BEGIN
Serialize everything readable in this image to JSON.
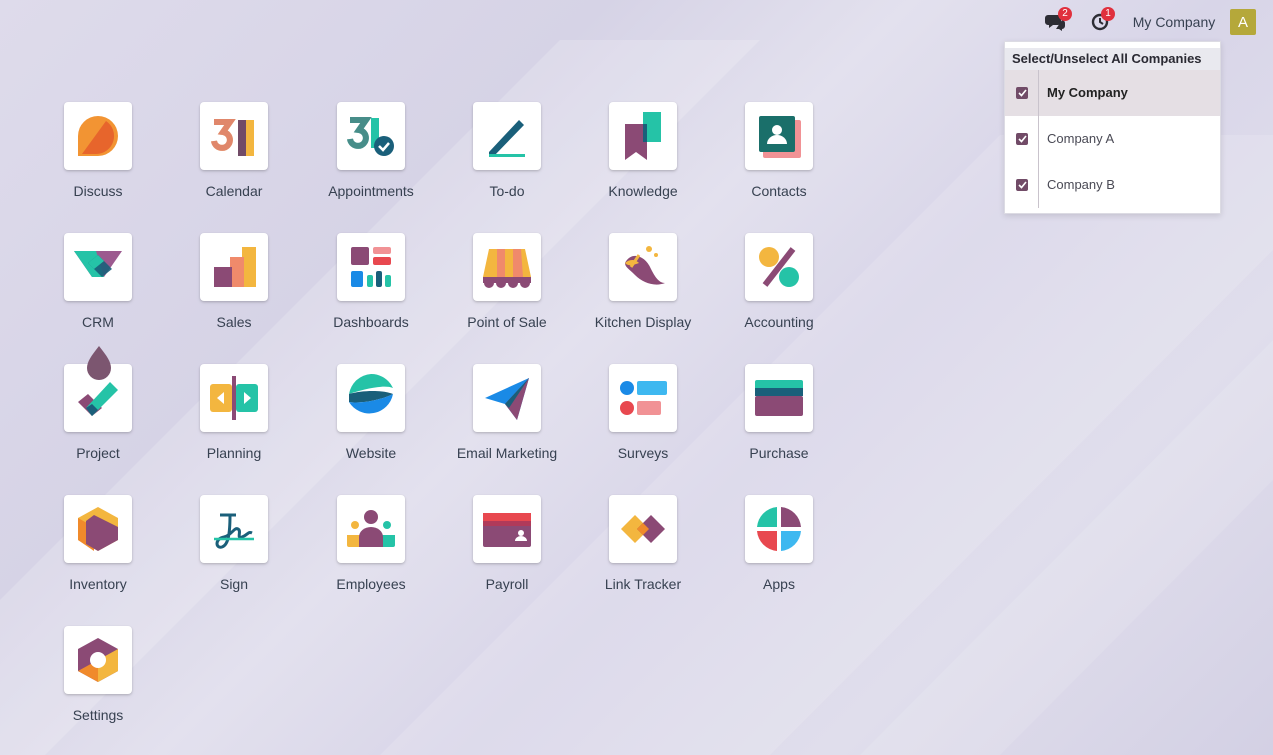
{
  "topbar": {
    "messages_badge": "2",
    "activity_badge": "1",
    "company_name": "My Company",
    "avatar_letter": "A"
  },
  "company_dropdown": {
    "header": "Select/Unselect All Companies",
    "companies": [
      {
        "label": "My Company",
        "checked": true,
        "active": true
      },
      {
        "label": "Company A",
        "checked": true,
        "active": false
      },
      {
        "label": "Company B",
        "checked": true,
        "active": false
      }
    ]
  },
  "apps": [
    {
      "label": "Discuss",
      "icon": "discuss-icon"
    },
    {
      "label": "Calendar",
      "icon": "calendar-icon"
    },
    {
      "label": "Appointments",
      "icon": "appointments-icon"
    },
    {
      "label": "To-do",
      "icon": "todo-icon"
    },
    {
      "label": "Knowledge",
      "icon": "knowledge-icon"
    },
    {
      "label": "Contacts",
      "icon": "contacts-icon"
    },
    {
      "label": "CRM",
      "icon": "crm-icon"
    },
    {
      "label": "Sales",
      "icon": "sales-icon"
    },
    {
      "label": "Dashboards",
      "icon": "dashboards-icon"
    },
    {
      "label": "Point of Sale",
      "icon": "point-of-sale-icon"
    },
    {
      "label": "Kitchen Display",
      "icon": "kitchen-display-icon"
    },
    {
      "label": "Accounting",
      "icon": "accounting-icon"
    },
    {
      "label": "Project",
      "icon": "project-icon"
    },
    {
      "label": "Planning",
      "icon": "planning-icon"
    },
    {
      "label": "Website",
      "icon": "website-icon"
    },
    {
      "label": "Email Marketing",
      "icon": "email-marketing-icon"
    },
    {
      "label": "Surveys",
      "icon": "surveys-icon"
    },
    {
      "label": "Purchase",
      "icon": "purchase-icon"
    },
    {
      "label": "Inventory",
      "icon": "inventory-icon"
    },
    {
      "label": "Sign",
      "icon": "sign-icon"
    },
    {
      "label": "Employees",
      "icon": "employees-icon"
    },
    {
      "label": "Payroll",
      "icon": "payroll-icon"
    },
    {
      "label": "Link Tracker",
      "icon": "link-tracker-icon"
    },
    {
      "label": "Apps",
      "icon": "apps-icon"
    },
    {
      "label": "Settings",
      "icon": "settings-icon"
    }
  ],
  "colors": {
    "brand": "#714b67",
    "badge": "#e0303d",
    "avatar": "#b5a83a"
  }
}
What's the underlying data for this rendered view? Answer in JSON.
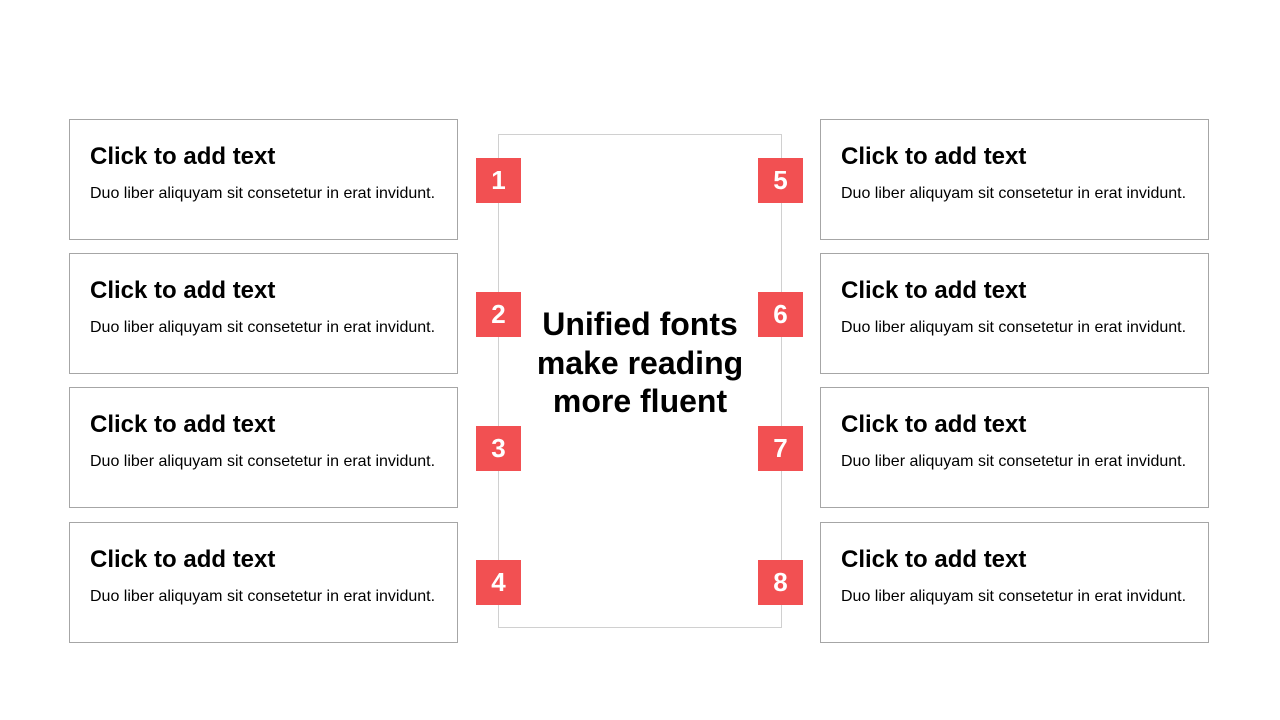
{
  "center": {
    "title": "Unified fonts make reading more fluent"
  },
  "colors": {
    "accent": "#f25052",
    "border": "#a6a6a6",
    "text": "#000000"
  },
  "left_items": [
    {
      "number": "1",
      "title": "Click to add text",
      "description": "Duo liber aliquyam sit consetetur in erat invidunt."
    },
    {
      "number": "2",
      "title": "Click to add text",
      "description": "Duo liber aliquyam sit consetetur in erat invidunt."
    },
    {
      "number": "3",
      "title": "Click to add text",
      "description": "Duo liber aliquyam sit consetetur in erat invidunt."
    },
    {
      "number": "4",
      "title": "Click to add text",
      "description": "Duo liber aliquyam sit consetetur in erat invidunt."
    }
  ],
  "right_items": [
    {
      "number": "5",
      "title": "Click to add text",
      "description": "Duo liber aliquyam sit consetetur in erat invidunt."
    },
    {
      "number": "6",
      "title": "Click to add text",
      "description": "Duo liber aliquyam sit consetetur in erat invidunt."
    },
    {
      "number": "7",
      "title": "Click to add text",
      "description": "Duo liber aliquyam sit consetetur in erat invidunt."
    },
    {
      "number": "8",
      "title": "Click to add text",
      "description": "Duo liber aliquyam sit consetetur in erat invidunt."
    }
  ]
}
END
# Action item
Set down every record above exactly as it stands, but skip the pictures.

# Reply
Serialize everything readable in this image to JSON.
{
  "topbar": {
    "messages_badge": "2",
    "activity_badge": "1",
    "company_name": "My Company",
    "avatar_letter": "A"
  },
  "company_dropdown": {
    "header": "Select/Unselect All Companies",
    "companies": [
      {
        "label": "My Company",
        "checked": true,
        "active": true
      },
      {
        "label": "Company A",
        "checked": true,
        "active": false
      },
      {
        "label": "Company B",
        "checked": true,
        "active": false
      }
    ]
  },
  "apps": [
    {
      "label": "Discuss",
      "icon": "discuss-icon"
    },
    {
      "label": "Calendar",
      "icon": "calendar-icon"
    },
    {
      "label": "Appointments",
      "icon": "appointments-icon"
    },
    {
      "label": "To-do",
      "icon": "todo-icon"
    },
    {
      "label": "Knowledge",
      "icon": "knowledge-icon"
    },
    {
      "label": "Contacts",
      "icon": "contacts-icon"
    },
    {
      "label": "CRM",
      "icon": "crm-icon"
    },
    {
      "label": "Sales",
      "icon": "sales-icon"
    },
    {
      "label": "Dashboards",
      "icon": "dashboards-icon"
    },
    {
      "label": "Point of Sale",
      "icon": "point-of-sale-icon"
    },
    {
      "label": "Kitchen Display",
      "icon": "kitchen-display-icon"
    },
    {
      "label": "Accounting",
      "icon": "accounting-icon"
    },
    {
      "label": "Project",
      "icon": "project-icon"
    },
    {
      "label": "Planning",
      "icon": "planning-icon"
    },
    {
      "label": "Website",
      "icon": "website-icon"
    },
    {
      "label": "Email Marketing",
      "icon": "email-marketing-icon"
    },
    {
      "label": "Surveys",
      "icon": "surveys-icon"
    },
    {
      "label": "Purchase",
      "icon": "purchase-icon"
    },
    {
      "label": "Inventory",
      "icon": "inventory-icon"
    },
    {
      "label": "Sign",
      "icon": "sign-icon"
    },
    {
      "label": "Employees",
      "icon": "employees-icon"
    },
    {
      "label": "Payroll",
      "icon": "payroll-icon"
    },
    {
      "label": "Link Tracker",
      "icon": "link-tracker-icon"
    },
    {
      "label": "Apps",
      "icon": "apps-icon"
    },
    {
      "label": "Settings",
      "icon": "settings-icon"
    }
  ],
  "colors": {
    "brand": "#714b67",
    "badge": "#e0303d",
    "avatar": "#b5a83a"
  }
}
What's the underlying data for this rendered view? Answer in JSON.
{
  "center": {
    "title": "Unified fonts make reading more fluent"
  },
  "colors": {
    "accent": "#f25052",
    "border": "#a6a6a6",
    "text": "#000000"
  },
  "left_items": [
    {
      "number": "1",
      "title": "Click to add text",
      "description": "Duo liber aliquyam sit consetetur in erat invidunt."
    },
    {
      "number": "2",
      "title": "Click to add text",
      "description": "Duo liber aliquyam sit consetetur in erat invidunt."
    },
    {
      "number": "3",
      "title": "Click to add text",
      "description": "Duo liber aliquyam sit consetetur in erat invidunt."
    },
    {
      "number": "4",
      "title": "Click to add text",
      "description": "Duo liber aliquyam sit consetetur in erat invidunt."
    }
  ],
  "right_items": [
    {
      "number": "5",
      "title": "Click to add text",
      "description": "Duo liber aliquyam sit consetetur in erat invidunt."
    },
    {
      "number": "6",
      "title": "Click to add text",
      "description": "Duo liber aliquyam sit consetetur in erat invidunt."
    },
    {
      "number": "7",
      "title": "Click to add text",
      "description": "Duo liber aliquyam sit consetetur in erat invidunt."
    },
    {
      "number": "8",
      "title": "Click to add text",
      "description": "Duo liber aliquyam sit consetetur in erat invidunt."
    }
  ]
}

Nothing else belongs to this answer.